Leaders of the governing Sandinista National Liberation Front scheduled the Wednesday morning rally in the same downtown square - renamed Revolution Square - where they celebrated their triumphant march into Managua July 19, 1979, after a bloody civil war that ended a 50-year-old Somoza family dynasty.President Daniel Ortega was scheduled to make a speech at Wednesday's rally, but he told an official radio station Tuesday not to expect major announcements - apparently confirming what diplomats described as a rather low-key anniversary celebration darkened by the magnitude of the country's economic and political crisis.

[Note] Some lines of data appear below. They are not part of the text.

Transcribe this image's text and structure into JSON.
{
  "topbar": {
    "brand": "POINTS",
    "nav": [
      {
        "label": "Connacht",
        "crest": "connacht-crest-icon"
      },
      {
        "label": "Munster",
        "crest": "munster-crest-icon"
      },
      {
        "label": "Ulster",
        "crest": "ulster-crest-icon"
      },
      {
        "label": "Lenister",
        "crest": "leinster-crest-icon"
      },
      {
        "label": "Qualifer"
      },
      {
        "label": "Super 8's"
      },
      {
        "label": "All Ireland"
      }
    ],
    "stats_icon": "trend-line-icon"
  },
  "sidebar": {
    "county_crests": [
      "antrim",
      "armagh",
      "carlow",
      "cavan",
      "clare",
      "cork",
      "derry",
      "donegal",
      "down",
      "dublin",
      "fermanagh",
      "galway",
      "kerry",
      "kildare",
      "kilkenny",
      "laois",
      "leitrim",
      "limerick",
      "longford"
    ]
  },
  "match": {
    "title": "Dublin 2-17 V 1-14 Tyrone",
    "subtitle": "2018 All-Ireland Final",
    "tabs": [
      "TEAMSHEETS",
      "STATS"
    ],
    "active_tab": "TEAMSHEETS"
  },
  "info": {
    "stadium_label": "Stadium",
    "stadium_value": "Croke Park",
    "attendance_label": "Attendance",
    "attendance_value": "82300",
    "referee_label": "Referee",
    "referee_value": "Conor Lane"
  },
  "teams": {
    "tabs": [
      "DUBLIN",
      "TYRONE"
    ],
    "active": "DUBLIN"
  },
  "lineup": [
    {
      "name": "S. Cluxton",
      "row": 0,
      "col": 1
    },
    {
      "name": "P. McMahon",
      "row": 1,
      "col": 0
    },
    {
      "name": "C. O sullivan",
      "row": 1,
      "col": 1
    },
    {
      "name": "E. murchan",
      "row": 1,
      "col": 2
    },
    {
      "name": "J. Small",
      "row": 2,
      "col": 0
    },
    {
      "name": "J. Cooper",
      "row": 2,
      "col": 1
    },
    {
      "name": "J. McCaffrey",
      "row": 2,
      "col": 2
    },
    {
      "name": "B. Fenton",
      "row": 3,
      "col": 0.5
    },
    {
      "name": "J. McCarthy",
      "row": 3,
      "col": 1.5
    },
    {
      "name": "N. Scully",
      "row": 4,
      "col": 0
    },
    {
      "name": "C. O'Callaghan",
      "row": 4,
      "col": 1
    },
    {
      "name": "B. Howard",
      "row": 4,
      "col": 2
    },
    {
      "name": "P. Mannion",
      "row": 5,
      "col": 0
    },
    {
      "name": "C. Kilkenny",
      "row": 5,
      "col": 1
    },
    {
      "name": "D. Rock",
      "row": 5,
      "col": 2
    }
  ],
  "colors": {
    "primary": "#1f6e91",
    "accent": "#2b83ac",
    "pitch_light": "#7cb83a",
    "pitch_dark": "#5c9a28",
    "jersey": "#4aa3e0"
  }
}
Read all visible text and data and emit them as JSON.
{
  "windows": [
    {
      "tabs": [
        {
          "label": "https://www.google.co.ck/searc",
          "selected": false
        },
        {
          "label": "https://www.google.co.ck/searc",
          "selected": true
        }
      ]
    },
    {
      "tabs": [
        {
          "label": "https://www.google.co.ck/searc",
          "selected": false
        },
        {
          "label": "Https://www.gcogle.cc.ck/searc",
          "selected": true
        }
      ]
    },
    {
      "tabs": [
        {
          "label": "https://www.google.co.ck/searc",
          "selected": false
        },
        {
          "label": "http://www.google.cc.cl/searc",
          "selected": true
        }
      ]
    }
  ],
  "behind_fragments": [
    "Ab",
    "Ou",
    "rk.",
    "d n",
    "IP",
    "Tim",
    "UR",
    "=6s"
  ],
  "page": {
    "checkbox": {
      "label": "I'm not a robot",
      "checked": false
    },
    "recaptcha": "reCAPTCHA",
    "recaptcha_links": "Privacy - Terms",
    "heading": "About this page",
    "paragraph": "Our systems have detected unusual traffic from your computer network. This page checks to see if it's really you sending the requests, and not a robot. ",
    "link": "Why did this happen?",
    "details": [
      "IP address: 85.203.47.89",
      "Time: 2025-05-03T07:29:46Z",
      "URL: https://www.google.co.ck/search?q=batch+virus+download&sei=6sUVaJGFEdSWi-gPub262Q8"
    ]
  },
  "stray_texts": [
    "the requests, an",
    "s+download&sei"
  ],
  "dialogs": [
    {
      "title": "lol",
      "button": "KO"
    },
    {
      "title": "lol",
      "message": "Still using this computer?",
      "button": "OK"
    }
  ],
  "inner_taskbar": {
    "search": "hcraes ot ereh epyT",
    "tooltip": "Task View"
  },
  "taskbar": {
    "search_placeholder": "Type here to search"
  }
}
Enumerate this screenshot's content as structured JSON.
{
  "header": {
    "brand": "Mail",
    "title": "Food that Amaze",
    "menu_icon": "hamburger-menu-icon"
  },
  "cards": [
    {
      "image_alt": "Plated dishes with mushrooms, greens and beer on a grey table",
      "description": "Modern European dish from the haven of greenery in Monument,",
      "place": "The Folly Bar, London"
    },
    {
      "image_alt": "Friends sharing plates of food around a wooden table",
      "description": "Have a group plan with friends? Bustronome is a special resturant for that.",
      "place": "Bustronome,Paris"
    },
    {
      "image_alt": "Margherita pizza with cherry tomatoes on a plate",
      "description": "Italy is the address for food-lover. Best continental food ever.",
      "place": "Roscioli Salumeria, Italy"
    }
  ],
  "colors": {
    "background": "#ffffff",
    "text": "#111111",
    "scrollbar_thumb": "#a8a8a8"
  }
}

"Of course the Sandinistas are celebrating, but they are also aware that the economy is on the verge of collapse," said a European diplomat.

Hundreds of militants of the 37,000-strong Sandinista Front were busy throughout Managua Tuesday, hanging banners with the slogan: "We've notched up 10 and we're still going strong," painting red-and-black hearts on walls with the legend, "There's never been so much patriotism in one heart," and bedecking the city with bunting in the red-and-black Sandinista colors.

Security also was tightened around the capital, with hundreds of police officers posted on major roads and checking cars for hidden explosives at sensitive spots like the airport and government buildings. The government announced all flights in and out of Nicaragua would be canceled Wednesday to mark the national holiday.

Pro-government newspapers predicted 300,000 Nicaraguans would turn out for the anniversary rally, but diplomats speculated the crowd would not surpass 100,000.

The anniversary marks the day in 1979 when the top Sandinista leadership - including Ortega and eight colleagues on the Sandinista Front National Directorate - marched into Managua after a broad-based uprising succeeded in ousting Somoza, a widely hated strongman.

At the time, the Sandinista National Liberation Front was a ragtag guerrilla army of about 5,000 fighters and civilian supporters, but the front moved quickly to consolidate its leadership position and gain control of Nicaragua's government.